Before you reproduce the entries that follow, strip out any image they contain and keep the rest exact.

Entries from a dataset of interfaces
=-=-=-=-=
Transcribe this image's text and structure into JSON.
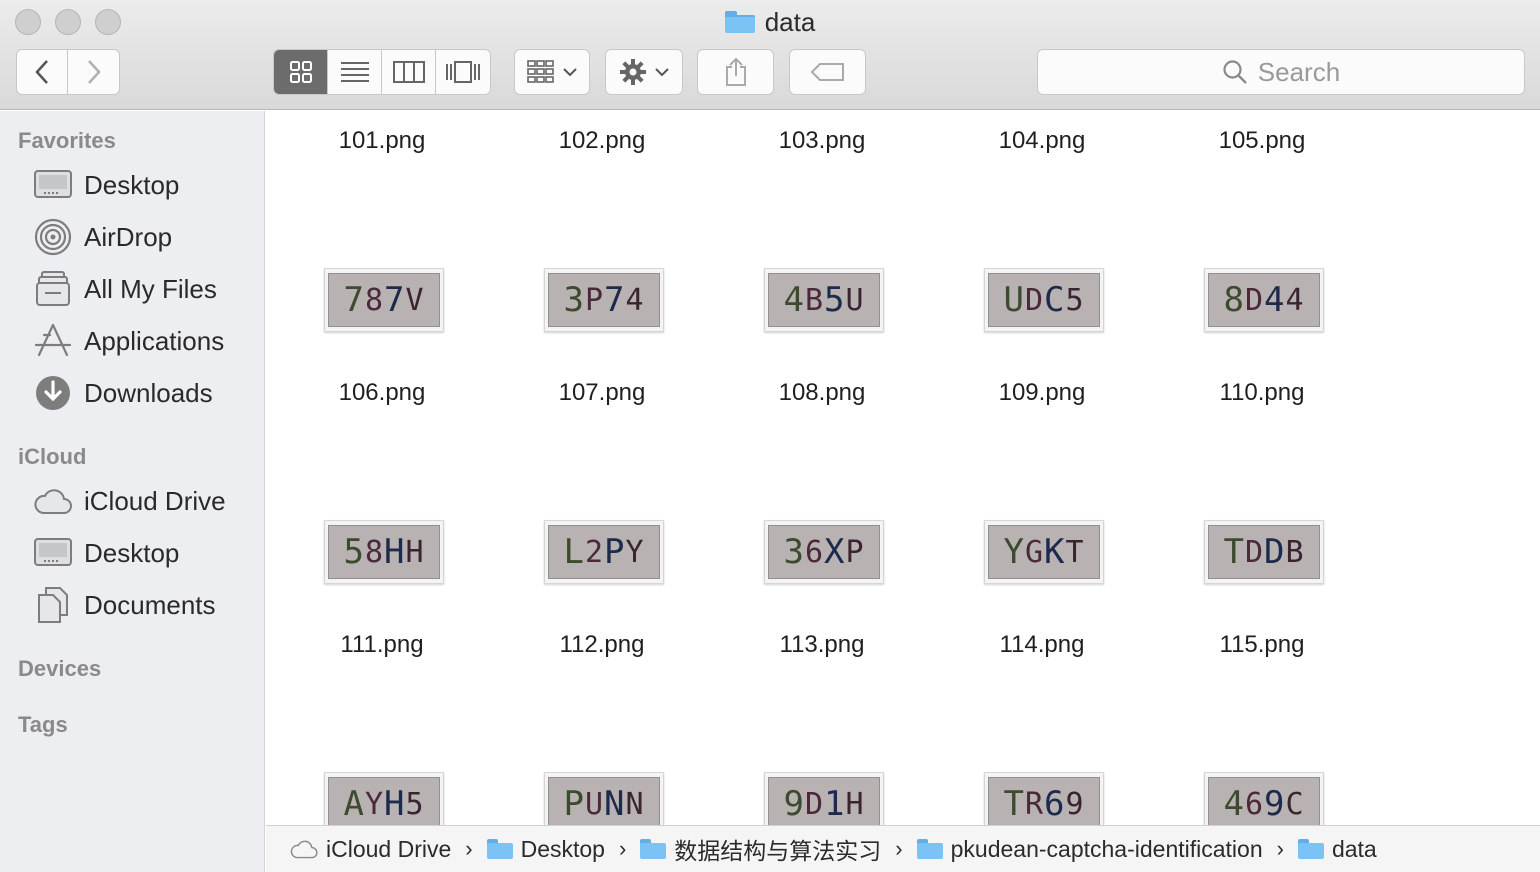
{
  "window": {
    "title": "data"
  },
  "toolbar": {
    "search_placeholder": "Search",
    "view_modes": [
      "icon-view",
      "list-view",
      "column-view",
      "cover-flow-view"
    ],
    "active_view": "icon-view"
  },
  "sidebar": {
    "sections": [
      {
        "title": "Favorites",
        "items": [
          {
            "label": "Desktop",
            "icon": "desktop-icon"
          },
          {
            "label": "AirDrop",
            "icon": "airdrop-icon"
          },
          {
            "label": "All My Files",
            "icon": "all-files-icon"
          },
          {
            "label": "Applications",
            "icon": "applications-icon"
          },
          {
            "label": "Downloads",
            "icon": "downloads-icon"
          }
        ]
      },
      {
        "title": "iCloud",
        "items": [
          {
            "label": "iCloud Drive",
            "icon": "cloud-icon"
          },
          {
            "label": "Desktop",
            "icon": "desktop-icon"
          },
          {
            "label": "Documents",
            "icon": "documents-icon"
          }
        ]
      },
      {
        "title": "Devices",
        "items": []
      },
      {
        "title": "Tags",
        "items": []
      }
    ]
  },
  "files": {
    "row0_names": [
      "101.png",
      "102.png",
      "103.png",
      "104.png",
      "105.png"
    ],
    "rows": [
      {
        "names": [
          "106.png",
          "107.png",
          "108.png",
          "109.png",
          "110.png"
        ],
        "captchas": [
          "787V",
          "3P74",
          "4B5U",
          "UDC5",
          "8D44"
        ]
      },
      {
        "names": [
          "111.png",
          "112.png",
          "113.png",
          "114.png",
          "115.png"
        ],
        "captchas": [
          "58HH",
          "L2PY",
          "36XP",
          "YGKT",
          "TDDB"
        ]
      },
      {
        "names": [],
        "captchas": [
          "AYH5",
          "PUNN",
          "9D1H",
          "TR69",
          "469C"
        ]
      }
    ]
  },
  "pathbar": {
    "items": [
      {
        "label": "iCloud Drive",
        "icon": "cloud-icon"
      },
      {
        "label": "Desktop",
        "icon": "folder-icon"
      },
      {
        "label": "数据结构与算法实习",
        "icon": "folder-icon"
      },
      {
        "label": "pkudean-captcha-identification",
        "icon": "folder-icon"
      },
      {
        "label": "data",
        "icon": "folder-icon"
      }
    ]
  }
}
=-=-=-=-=
■ **EXERCISE SOLUTION**
Transcribe this image's text and structure into JSON.
{
  "window": {
    "title": "data"
  },
  "toolbar": {
    "search_placeholder": "Search",
    "view_modes": [
      "icon-view",
      "list-view",
      "column-view",
      "cover-flow-view"
    ],
    "active_view": "icon-view"
  },
  "sidebar": {
    "sections": [
      {
        "title": "Favorites",
        "items": [
          {
            "label": "Desktop",
            "icon": "desktop-icon"
          },
          {
            "label": "AirDrop",
            "icon": "airdrop-icon"
          },
          {
            "label": "All My Files",
            "icon": "all-files-icon"
          },
          {
            "label": "Applications",
            "icon": "applications-icon"
          },
          {
            "label": "Downloads",
            "icon": "downloads-icon"
          }
        ]
      },
      {
        "title": "iCloud",
        "items": [
          {
            "label": "iCloud Drive",
            "icon": "cloud-icon"
          },
          {
            "label": "Desktop",
            "icon": "desktop-icon"
          },
          {
            "label": "Documents",
            "icon": "documents-icon"
          }
        ]
      },
      {
        "title": "Devices",
        "items": []
      },
      {
        "title": "Tags",
        "items": []
      }
    ]
  },
  "files": {
    "row0_names": [
      "101.png",
      "102.png",
      "103.png",
      "104.png",
      "105.png"
    ],
    "rows": [
      {
        "names": [
          "106.png",
          "107.png",
          "108.png",
          "109.png",
          "110.png"
        ],
        "captchas": [
          "787V",
          "3P74",
          "4B5U",
          "UDC5",
          "8D44"
        ]
      },
      {
        "names": [
          "111.png",
          "112.png",
          "113.png",
          "114.png",
          "115.png"
        ],
        "captchas": [
          "58HH",
          "L2PY",
          "36XP",
          "YGKT",
          "TDDB"
        ]
      },
      {
        "names": [],
        "captchas": [
          "AYH5",
          "PUNN",
          "9D1H",
          "TR69",
          "469C"
        ]
      }
    ]
  },
  "pathbar": {
    "items": [
      {
        "label": "iCloud Drive",
        "icon": "cloud-icon"
      },
      {
        "label": "Desktop",
        "icon": "folder-icon"
      },
      {
        "label": "数据结构与算法实习",
        "icon": "folder-icon"
      },
      {
        "label": "pkudean-captcha-identification",
        "icon": "folder-icon"
      },
      {
        "label": "data",
        "icon": "folder-icon"
      }
    ]
  }
}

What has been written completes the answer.